• _Exercise directions_: Within the listing that follows, state how many lines include the word "Захват"; write only that number.
Top of Records for the exercise
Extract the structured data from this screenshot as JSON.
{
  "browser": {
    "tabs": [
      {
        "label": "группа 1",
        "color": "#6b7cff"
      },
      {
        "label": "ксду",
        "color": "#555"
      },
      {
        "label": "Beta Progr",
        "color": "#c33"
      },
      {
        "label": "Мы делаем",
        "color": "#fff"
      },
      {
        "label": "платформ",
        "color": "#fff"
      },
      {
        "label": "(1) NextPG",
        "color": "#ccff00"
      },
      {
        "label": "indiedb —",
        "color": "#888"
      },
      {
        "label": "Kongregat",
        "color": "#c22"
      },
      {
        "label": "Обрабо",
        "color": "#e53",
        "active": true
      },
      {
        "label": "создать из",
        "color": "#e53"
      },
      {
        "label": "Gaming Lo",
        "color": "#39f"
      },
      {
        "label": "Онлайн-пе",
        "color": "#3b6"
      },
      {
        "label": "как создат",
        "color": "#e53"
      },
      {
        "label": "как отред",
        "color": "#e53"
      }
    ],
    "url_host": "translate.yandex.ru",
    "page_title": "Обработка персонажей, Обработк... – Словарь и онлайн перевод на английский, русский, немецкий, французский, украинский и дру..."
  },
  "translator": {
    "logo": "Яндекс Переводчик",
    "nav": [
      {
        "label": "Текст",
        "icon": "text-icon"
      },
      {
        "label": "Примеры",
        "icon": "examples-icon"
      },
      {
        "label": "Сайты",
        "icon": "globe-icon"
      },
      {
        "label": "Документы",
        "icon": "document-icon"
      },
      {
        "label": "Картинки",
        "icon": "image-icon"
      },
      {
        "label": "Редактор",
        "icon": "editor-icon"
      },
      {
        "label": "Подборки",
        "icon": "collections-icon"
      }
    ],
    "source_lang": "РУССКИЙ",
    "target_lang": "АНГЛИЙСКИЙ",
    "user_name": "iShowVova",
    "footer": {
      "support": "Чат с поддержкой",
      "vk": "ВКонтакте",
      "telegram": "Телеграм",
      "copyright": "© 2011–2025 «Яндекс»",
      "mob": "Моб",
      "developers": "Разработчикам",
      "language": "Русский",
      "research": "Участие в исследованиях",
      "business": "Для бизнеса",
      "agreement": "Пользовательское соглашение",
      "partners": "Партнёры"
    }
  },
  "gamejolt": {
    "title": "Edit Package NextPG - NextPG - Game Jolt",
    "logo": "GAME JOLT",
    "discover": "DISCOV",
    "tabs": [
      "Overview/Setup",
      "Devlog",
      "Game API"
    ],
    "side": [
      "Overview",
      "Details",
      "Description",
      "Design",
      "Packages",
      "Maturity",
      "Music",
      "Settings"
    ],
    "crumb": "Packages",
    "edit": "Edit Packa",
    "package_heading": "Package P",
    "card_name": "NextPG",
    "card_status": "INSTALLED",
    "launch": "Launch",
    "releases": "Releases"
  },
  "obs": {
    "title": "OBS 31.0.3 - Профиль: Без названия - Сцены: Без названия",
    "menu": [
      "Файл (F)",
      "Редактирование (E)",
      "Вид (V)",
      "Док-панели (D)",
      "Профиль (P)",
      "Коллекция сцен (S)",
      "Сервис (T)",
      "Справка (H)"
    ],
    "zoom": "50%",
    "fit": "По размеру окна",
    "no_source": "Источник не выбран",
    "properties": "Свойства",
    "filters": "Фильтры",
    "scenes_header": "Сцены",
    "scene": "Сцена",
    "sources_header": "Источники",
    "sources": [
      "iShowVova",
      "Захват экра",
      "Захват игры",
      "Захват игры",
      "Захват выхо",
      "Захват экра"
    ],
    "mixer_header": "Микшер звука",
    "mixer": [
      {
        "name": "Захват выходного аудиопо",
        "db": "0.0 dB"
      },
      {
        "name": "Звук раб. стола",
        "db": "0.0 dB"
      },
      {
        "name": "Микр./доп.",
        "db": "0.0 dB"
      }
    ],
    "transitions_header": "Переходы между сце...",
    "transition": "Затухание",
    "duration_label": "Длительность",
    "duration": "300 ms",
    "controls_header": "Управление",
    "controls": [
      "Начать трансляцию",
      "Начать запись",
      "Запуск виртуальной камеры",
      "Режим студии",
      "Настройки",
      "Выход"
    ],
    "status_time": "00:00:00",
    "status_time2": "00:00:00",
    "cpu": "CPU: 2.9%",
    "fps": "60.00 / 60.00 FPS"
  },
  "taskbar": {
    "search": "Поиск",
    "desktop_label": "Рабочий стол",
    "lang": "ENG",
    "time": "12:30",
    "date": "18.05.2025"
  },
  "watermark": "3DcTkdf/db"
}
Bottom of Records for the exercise
• _Solution_: 6